■ **Material supplied**
++++++++++

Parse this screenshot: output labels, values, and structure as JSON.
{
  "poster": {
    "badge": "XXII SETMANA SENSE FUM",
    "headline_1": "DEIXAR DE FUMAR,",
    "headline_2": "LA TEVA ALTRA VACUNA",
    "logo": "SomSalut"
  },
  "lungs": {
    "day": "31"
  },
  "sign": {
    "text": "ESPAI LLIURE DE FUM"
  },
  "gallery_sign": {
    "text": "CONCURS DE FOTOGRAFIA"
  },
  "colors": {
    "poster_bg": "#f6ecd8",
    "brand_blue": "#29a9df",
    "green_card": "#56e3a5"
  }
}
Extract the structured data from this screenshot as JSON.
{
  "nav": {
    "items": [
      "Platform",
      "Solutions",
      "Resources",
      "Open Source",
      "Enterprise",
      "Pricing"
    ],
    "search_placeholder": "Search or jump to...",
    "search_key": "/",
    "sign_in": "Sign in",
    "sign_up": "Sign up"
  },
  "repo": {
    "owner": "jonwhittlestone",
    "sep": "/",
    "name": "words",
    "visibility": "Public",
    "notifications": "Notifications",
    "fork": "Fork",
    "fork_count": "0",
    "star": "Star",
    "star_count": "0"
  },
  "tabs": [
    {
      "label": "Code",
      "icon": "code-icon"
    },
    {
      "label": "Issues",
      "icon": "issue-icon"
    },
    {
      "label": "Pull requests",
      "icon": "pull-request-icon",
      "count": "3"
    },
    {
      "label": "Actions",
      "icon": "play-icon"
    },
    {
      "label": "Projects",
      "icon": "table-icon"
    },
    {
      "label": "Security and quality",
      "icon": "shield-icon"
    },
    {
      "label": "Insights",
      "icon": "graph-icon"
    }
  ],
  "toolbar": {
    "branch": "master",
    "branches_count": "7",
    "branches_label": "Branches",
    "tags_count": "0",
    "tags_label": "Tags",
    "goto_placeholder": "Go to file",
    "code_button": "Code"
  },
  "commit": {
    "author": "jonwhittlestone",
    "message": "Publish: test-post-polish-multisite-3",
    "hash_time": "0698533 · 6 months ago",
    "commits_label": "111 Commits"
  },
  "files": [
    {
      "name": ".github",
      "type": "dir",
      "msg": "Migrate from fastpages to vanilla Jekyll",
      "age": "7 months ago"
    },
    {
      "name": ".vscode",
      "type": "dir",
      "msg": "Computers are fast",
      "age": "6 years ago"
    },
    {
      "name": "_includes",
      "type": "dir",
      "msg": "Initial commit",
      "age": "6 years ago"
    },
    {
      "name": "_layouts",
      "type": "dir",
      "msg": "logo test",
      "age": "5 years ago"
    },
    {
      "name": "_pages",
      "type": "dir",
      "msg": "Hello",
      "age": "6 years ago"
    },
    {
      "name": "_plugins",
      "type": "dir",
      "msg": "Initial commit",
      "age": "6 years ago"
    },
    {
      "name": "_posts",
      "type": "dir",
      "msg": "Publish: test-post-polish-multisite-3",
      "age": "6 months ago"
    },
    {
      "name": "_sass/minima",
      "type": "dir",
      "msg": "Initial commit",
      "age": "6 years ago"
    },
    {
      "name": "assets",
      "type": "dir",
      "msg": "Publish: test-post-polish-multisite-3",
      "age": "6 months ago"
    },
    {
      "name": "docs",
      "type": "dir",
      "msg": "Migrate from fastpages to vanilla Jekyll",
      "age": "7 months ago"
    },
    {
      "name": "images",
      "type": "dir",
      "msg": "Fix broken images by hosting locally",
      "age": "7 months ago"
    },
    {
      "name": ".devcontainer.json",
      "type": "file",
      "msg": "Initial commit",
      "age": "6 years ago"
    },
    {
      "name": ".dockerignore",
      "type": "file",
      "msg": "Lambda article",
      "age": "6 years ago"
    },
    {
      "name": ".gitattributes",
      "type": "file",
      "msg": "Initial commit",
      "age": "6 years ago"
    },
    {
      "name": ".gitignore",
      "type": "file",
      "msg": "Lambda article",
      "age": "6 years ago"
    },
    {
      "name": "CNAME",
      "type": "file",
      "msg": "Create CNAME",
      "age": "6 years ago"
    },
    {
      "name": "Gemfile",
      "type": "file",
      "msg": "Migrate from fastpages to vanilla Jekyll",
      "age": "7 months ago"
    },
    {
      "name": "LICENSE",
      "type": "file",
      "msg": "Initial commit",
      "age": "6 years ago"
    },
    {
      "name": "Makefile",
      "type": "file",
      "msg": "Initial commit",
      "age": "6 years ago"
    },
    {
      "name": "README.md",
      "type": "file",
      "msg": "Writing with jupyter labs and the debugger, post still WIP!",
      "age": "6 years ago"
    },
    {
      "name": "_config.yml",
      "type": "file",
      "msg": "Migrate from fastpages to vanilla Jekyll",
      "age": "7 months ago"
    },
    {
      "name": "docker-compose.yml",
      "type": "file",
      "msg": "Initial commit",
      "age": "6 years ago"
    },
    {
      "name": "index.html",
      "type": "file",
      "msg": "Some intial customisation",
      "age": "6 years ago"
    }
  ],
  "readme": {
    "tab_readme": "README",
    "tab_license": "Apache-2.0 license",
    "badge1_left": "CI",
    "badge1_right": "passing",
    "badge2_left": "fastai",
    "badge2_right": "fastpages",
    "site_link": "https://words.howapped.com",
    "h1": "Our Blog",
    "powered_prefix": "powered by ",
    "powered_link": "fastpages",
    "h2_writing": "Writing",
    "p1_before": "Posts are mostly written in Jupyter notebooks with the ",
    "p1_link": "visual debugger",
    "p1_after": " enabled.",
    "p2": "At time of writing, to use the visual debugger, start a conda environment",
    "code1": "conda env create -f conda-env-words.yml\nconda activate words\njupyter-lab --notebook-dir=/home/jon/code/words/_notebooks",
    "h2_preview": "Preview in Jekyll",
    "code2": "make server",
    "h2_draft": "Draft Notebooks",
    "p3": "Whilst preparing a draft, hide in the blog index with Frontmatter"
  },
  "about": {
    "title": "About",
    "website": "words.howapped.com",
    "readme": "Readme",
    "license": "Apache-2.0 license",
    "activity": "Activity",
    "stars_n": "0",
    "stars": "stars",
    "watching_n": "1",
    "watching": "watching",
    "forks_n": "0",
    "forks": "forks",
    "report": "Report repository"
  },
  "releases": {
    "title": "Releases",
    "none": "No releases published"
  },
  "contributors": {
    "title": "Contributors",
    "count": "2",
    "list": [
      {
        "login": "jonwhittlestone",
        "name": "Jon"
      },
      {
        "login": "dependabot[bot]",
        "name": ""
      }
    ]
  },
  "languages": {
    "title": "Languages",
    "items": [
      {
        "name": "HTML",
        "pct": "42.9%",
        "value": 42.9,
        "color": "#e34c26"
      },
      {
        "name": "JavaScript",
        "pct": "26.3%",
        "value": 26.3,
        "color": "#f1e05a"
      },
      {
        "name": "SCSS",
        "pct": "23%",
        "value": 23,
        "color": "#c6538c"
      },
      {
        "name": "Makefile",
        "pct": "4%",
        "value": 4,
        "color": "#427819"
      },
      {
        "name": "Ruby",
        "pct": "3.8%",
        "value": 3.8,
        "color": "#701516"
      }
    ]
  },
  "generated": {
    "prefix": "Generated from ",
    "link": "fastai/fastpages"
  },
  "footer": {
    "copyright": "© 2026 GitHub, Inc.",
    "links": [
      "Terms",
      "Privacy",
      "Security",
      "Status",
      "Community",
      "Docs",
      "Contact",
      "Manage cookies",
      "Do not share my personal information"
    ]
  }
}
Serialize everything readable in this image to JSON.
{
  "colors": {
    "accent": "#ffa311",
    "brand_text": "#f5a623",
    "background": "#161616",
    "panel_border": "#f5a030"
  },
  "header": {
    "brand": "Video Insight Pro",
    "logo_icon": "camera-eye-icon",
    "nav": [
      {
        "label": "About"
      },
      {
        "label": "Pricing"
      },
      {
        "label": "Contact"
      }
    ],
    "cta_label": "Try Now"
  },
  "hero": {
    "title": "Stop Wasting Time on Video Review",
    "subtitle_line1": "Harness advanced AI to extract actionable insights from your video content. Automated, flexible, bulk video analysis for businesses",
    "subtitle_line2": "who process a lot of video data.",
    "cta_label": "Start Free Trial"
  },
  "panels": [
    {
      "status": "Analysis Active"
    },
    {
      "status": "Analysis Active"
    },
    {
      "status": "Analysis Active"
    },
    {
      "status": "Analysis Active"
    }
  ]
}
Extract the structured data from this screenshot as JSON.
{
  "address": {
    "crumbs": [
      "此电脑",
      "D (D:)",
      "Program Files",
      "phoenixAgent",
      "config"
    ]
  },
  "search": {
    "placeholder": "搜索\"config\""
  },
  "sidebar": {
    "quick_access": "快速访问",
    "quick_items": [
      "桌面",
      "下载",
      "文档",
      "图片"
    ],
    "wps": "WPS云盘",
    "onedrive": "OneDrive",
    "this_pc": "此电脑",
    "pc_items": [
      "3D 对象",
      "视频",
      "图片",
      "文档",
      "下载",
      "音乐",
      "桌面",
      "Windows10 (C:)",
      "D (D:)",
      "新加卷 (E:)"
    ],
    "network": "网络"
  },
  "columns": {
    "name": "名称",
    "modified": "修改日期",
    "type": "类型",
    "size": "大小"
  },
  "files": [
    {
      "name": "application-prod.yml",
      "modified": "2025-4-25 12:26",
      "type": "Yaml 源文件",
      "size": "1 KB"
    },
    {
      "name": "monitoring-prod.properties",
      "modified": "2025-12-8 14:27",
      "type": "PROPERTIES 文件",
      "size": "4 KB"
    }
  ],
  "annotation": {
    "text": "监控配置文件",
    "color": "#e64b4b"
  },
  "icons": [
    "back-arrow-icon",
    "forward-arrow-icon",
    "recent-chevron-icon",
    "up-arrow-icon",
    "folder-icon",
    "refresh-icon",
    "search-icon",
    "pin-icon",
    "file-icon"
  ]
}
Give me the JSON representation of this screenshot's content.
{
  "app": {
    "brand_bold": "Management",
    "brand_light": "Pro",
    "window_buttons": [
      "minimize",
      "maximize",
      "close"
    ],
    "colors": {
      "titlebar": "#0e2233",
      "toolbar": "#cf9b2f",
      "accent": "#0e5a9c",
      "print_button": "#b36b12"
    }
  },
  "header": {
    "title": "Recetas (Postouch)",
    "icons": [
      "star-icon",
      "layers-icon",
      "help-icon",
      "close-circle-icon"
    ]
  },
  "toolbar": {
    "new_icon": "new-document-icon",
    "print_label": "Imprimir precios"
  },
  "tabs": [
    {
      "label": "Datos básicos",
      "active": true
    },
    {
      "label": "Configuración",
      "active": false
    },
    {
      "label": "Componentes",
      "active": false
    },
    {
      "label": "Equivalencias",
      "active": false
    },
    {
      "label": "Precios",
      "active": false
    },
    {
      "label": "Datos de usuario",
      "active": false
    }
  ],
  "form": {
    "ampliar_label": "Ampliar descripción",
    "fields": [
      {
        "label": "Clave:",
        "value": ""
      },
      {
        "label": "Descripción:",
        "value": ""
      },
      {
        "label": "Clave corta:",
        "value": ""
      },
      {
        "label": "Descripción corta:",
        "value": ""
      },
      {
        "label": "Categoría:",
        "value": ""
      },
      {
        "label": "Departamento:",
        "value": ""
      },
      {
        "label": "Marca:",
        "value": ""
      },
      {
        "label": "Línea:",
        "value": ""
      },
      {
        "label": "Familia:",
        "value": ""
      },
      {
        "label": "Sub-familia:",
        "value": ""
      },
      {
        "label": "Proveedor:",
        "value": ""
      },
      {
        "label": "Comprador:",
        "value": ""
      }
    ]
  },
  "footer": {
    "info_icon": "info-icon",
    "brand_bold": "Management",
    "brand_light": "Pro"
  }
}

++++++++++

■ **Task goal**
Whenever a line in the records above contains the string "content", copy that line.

■ **Exercise result**
    "subtitle_line1": "Harness advanced AI to extract actionable insights from your video content. Automated, flexible, bulk video analysis for businesses",
Give me the JSON representation of this screenshot's content.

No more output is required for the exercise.